EXERCISE DETAILS: At the line containing "Output a JSON", start repeating the entries exactly, and continue through the last line.

(Excerpts from an interface dataset)

────────────────────────────────────────

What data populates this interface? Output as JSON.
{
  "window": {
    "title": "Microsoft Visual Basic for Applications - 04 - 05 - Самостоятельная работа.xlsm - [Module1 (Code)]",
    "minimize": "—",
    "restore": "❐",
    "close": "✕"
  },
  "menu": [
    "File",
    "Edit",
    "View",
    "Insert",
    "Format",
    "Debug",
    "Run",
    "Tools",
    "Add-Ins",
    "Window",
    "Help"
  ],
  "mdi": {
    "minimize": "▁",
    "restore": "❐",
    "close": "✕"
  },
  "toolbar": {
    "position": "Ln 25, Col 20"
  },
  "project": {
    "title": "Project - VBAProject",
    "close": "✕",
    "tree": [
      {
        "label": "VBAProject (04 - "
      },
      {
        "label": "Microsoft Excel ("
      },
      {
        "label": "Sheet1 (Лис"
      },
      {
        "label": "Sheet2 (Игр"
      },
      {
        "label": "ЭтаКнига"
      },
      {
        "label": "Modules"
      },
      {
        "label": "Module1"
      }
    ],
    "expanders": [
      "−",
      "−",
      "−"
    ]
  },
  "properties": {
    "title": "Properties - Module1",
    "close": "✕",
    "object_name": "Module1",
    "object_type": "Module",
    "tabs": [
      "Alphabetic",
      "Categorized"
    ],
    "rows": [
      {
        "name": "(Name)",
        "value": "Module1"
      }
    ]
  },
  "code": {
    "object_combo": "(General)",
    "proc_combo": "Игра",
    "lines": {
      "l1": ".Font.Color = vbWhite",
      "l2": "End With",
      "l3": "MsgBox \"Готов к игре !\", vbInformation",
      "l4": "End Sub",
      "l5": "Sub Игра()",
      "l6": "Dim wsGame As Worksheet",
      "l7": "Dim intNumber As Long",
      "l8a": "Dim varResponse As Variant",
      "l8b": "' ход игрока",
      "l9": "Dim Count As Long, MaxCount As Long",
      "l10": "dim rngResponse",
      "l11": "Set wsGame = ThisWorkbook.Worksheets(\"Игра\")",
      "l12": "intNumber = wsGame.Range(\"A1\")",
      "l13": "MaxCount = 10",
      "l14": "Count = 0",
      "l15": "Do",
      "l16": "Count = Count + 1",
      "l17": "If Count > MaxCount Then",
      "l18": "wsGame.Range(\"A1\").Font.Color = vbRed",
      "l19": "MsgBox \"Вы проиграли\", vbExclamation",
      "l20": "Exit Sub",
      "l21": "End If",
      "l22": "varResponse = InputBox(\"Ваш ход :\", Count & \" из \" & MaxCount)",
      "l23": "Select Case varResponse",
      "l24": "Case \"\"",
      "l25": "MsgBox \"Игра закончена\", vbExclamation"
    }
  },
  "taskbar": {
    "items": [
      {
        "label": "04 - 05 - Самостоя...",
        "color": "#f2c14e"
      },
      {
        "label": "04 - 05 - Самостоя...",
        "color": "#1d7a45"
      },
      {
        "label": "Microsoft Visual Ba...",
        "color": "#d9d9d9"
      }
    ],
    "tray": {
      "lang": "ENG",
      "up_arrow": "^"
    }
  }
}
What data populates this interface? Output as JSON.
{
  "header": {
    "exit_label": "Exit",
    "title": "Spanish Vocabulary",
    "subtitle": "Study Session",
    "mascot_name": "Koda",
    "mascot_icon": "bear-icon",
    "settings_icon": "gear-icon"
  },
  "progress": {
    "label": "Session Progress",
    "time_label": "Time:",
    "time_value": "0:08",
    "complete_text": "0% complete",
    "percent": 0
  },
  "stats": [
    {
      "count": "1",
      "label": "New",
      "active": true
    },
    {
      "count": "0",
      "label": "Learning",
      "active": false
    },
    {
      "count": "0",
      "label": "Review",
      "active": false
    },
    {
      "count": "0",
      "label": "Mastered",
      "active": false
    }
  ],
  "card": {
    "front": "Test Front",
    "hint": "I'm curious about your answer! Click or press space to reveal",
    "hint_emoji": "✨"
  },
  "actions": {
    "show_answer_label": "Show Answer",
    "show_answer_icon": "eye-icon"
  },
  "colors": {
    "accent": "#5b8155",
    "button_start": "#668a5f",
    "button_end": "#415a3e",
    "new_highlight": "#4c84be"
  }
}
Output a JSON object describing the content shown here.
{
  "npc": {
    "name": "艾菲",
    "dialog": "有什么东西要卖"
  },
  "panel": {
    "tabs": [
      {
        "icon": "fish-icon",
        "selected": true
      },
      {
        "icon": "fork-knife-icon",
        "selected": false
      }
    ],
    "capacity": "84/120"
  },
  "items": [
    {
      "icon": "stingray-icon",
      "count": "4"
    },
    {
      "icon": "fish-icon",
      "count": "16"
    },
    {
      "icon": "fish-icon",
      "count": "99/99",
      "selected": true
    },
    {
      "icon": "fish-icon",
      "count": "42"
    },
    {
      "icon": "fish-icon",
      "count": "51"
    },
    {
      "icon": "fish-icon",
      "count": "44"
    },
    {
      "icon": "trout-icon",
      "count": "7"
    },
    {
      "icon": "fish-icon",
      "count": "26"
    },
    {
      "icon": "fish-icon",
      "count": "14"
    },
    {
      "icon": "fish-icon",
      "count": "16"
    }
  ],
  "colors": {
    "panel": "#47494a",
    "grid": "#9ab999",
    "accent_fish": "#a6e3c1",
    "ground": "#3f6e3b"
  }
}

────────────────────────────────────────

COMPLETED EXERCISE:
Output a JSON object describing the content shown here.
{
  "npc": {
    "name": "艾菲",
    "dialog": "有什么东西要卖"
  },
  "panel": {
    "tabs": [
      {
        "icon": "fish-icon",
        "selected": true
      },
      {
        "icon": "fork-knife-icon",
        "selected": false
      }
    ],
    "capacity": "84/120"
  },
  "items": [
    {
      "icon": "stingray-icon",
      "count": "4"
    },
    {
      "icon": "fish-icon",
      "count": "16"
    },
    {
      "icon": "fish-icon",
      "count": "99/99",
      "selected": true
    },
    {
      "icon": "fish-icon",
      "count": "42"
    },
    {
      "icon": "fish-icon",
      "count": "51"
    },
    {
      "icon": "fish-icon",
      "count": "44"
    },
    {
      "icon": "trout-icon",
      "count": "7"
    },
    {
      "icon": "fish-icon",
      "count": "26"
    },
    {
      "icon": "fish-icon",
      "count": "14"
    },
    {
      "icon": "fish-icon",
      "count": "16"
    }
  ],
  "colors": {
    "panel": "#47494a",
    "grid": "#9ab999",
    "accent_fish": "#a6e3c1",
    "ground": "#3f6e3b"
  }
}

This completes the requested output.